Burghley: Minister to Elizabeth I 1520-1598
Joel Hurstfield's pen portrait of William Cecil, 1st Baron Burghley (1520-98) appeared in History Today in December 1956.

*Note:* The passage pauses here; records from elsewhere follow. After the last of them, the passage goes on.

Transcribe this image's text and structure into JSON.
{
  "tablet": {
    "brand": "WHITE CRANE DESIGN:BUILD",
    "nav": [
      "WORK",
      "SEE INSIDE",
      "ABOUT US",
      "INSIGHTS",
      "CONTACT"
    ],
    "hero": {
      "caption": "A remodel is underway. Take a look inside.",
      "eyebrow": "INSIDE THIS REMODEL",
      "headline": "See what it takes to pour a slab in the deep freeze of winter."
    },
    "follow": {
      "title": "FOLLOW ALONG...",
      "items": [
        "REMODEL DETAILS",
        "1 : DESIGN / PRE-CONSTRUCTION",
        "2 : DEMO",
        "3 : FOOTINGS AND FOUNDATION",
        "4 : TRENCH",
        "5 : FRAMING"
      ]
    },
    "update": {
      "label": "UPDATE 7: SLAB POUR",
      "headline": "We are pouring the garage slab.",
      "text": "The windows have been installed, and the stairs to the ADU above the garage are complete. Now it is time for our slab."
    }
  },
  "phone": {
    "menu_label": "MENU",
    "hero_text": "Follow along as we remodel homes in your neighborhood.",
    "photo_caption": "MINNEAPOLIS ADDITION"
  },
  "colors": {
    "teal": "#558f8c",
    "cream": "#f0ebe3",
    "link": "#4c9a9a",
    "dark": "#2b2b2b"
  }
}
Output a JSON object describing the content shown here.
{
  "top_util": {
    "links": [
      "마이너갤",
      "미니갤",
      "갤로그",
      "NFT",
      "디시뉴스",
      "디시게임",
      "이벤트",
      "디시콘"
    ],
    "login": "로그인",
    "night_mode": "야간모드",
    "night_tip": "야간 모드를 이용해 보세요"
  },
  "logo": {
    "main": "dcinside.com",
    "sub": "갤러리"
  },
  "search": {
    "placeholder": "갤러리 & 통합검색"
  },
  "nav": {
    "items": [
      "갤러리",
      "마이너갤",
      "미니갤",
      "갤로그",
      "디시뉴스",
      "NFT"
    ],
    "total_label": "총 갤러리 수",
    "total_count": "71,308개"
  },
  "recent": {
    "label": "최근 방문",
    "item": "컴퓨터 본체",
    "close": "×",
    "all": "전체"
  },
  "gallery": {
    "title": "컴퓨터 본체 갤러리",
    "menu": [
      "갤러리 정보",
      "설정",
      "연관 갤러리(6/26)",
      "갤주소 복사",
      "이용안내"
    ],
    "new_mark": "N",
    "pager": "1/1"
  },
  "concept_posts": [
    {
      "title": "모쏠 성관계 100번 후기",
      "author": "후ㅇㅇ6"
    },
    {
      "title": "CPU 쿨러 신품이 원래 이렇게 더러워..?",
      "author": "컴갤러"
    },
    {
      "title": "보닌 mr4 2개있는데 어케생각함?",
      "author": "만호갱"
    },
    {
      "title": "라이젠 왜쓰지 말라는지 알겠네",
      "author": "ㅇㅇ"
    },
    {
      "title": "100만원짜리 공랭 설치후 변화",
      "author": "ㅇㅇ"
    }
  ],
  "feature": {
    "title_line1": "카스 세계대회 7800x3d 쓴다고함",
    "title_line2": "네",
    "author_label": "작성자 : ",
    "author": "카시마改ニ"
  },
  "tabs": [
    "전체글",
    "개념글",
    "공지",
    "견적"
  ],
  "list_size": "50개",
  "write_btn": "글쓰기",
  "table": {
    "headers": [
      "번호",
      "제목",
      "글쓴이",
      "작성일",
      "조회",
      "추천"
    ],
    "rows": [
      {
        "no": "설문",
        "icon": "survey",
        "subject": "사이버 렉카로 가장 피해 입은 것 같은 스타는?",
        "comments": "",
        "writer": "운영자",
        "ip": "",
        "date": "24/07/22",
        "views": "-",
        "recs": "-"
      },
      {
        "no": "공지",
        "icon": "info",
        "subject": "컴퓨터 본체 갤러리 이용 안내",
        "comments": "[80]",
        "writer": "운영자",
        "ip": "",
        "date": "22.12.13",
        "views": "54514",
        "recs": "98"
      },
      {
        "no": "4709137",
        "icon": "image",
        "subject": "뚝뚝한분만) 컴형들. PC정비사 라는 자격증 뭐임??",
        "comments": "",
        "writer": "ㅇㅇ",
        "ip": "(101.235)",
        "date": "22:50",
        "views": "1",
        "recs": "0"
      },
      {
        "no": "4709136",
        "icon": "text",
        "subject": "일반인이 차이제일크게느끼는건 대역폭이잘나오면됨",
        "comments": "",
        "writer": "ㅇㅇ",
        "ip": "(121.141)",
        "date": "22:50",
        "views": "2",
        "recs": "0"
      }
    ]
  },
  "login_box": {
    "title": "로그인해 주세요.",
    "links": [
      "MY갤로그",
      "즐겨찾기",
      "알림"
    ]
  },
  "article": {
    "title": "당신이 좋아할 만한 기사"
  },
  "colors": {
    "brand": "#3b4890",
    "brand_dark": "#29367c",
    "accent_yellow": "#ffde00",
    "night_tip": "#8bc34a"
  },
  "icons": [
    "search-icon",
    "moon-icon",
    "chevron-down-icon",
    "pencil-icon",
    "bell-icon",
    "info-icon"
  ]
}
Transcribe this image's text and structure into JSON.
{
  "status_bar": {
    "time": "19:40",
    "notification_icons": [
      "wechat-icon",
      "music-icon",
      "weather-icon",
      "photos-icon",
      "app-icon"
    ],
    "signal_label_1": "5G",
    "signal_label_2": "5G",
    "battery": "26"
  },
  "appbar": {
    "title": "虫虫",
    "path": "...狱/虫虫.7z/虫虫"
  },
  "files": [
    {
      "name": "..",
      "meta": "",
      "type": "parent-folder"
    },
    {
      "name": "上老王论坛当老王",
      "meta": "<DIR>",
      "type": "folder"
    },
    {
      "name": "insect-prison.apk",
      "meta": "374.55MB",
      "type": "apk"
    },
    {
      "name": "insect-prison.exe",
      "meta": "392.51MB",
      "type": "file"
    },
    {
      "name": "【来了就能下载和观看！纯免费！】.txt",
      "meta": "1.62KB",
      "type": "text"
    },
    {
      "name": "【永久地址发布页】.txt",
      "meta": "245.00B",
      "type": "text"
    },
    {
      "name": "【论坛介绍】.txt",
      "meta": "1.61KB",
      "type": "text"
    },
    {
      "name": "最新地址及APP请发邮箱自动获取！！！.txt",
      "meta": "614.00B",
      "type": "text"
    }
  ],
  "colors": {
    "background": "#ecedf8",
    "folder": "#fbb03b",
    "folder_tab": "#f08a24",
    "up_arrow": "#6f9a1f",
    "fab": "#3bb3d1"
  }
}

Luckless Edward Nares, Regius Professor of Modern History at Oxford of a three-volume life of William Cecil, had the misfortune to have his masterpiece reviewed by Macaulay. The shocked critic proceeded to weigh the massive volumes,” he wrote, “all other labour, the labour of thieves on the treadmill, of children in factories, of negroes in sugar plantations, is an agreeable recreation. . . . It is not merely in bulk, but in specific gravity also, that these memoirs exceed all human compositions.” A modern reviewer would be able to nominate at least one recent work to challenge these unique claims. But, in any case, Macaulay was being unduly severe. Nor did he recognize the insuperable difficulties which, from Burghley’s day until ours, have made ship wreck of the work of his biographers. For Burghley’s length of public service was not to be approached until the nineteenth century with Gladstone or the twentieth century with Winston Churchill; while the volume of Burghley’s surviving material will probably never be equalled.